Tower Hamlets Mayor John Biggs said: “Thousands of residents, community groups, businesses and councillors objected because it didn’t meet local needs and because its sheer size would cast a massive shadow over residential areas. All future applications for the site should be agreed within our transparent and democratic planning processes, to meet local needs, which includes the right level of affordable housing and community benefits and a development in proportion to the surroundings.”
Hackney’s mayor Jules Pipe fears the Bishopsgate skyscrapers proposals would have destroyed the heart of Shoreditch.
He said: “They would cast a shadow over hundreds of homes and businesses, would stifle Tech City growth, do nothing to address London’s housing crisis and would damage forever the area’s unique character and heritage.”
The proposal would result in “significant building mass” which even City Hall advisors now agree would have an impact on the daylight and sunlight of hundreds of properties, would have harmful the East End’s heritage which would “significantly outweigh the potential public benefits of the scheme”.
The scheme offers 1,356 luxury homes and 650,000sq ft of offices and other commercial uses in 12 high-rise buildings including seven skyscrapers.
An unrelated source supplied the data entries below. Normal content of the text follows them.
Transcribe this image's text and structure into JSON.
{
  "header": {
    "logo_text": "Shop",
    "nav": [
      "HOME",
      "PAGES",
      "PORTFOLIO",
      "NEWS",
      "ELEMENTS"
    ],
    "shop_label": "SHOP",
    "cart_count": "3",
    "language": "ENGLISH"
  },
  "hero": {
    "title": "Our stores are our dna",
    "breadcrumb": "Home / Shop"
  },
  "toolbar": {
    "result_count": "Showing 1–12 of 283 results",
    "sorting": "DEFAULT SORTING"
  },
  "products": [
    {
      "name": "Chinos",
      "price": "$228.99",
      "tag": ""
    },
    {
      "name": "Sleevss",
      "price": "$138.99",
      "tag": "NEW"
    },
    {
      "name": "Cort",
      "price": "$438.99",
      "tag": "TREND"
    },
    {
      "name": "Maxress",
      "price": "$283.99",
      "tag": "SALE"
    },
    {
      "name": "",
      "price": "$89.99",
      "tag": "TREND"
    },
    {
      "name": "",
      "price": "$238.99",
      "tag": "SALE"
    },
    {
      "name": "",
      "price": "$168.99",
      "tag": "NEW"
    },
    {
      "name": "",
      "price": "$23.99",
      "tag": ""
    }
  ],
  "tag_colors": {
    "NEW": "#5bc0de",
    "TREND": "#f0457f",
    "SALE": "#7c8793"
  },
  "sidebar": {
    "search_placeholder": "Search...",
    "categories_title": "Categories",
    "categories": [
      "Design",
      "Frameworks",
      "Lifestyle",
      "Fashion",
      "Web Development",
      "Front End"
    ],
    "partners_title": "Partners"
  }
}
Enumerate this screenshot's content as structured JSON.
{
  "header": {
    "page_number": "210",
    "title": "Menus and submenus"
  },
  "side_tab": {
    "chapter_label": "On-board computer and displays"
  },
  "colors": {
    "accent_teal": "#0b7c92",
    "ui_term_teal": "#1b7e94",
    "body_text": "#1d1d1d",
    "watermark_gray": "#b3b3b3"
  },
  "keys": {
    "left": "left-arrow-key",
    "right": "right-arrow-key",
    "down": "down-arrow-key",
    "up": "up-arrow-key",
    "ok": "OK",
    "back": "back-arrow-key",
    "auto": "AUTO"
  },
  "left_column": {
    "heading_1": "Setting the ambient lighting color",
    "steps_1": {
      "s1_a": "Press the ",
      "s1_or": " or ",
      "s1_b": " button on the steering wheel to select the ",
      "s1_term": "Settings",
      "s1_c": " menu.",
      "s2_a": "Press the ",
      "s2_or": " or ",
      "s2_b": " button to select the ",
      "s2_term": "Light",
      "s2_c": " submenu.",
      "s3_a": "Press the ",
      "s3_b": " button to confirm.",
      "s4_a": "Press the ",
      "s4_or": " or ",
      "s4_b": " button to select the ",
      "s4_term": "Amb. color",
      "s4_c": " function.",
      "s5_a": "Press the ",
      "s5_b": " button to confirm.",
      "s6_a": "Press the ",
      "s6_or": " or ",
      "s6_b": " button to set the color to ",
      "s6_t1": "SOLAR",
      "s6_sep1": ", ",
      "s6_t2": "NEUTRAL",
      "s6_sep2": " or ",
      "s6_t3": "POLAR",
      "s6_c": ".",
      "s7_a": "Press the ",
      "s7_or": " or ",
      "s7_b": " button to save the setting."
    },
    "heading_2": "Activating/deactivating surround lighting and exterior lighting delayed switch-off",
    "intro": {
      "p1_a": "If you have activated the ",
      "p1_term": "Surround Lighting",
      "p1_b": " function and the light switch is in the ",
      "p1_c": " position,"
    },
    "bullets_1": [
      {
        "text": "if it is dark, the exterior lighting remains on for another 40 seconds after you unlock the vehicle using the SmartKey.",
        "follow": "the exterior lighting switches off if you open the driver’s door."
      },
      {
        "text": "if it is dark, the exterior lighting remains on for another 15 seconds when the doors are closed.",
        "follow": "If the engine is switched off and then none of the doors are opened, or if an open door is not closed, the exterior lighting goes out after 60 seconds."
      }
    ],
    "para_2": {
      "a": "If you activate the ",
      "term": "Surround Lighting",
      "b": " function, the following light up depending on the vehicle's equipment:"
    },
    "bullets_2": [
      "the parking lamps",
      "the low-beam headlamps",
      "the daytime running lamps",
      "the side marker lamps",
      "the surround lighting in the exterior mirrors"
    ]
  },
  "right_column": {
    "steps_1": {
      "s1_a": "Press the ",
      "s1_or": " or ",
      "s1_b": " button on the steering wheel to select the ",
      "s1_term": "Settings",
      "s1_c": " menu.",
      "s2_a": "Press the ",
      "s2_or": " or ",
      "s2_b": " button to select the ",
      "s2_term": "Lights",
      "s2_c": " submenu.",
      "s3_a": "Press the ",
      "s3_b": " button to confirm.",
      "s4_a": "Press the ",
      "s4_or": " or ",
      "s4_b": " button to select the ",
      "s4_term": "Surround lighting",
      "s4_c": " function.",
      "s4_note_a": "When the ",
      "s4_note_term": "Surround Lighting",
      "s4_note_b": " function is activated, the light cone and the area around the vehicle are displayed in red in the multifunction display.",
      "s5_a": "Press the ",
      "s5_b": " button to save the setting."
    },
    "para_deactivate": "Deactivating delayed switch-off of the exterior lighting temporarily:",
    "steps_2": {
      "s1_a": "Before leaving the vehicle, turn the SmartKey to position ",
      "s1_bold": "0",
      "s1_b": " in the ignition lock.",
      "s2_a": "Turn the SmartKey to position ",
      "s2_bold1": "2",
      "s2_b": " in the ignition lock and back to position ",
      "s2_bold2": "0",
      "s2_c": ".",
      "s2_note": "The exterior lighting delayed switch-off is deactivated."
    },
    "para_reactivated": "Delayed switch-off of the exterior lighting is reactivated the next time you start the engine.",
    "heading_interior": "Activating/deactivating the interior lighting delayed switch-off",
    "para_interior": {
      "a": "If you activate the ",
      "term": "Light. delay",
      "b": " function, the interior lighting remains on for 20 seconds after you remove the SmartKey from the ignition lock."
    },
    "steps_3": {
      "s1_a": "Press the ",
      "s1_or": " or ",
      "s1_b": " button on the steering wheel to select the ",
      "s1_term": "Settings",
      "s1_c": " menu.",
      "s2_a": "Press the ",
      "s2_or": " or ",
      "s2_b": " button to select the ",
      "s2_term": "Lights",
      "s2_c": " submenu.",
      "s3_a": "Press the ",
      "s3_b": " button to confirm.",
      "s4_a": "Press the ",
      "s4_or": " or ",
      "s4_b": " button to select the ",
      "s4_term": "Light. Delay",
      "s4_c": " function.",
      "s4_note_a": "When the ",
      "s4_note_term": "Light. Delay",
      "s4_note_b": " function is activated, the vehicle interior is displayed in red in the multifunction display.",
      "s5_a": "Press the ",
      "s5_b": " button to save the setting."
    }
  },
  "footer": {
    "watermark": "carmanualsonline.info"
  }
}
Hammerson’s said before asking for the postponement that it was disappointed with a GLA recommendation to reject its Bishopsgate ambitions.
It had initially offered no “affordable” flats in the scheme, then under pressure offered a 10 per cent of the apartments, then revised it to 15pc.
But even then, campaigners point out, “affordable” means prices up to 80 per cent of the open market value—which in the Bishopsgate scheme means 80pc of the £1m price-tag the luxury apartments would fetch.
So “affordable” could mean £800,000, which the Mayor of Hackney says no ordinary folk in London can afford.
The massive site has been derelict since the former Bishopsgate goods station burned down in 1964. It was built in 1861 as the original London terminal for the Eastern Counties Railway before the line was extended into the City itself at Liverpool Street in the 1870s.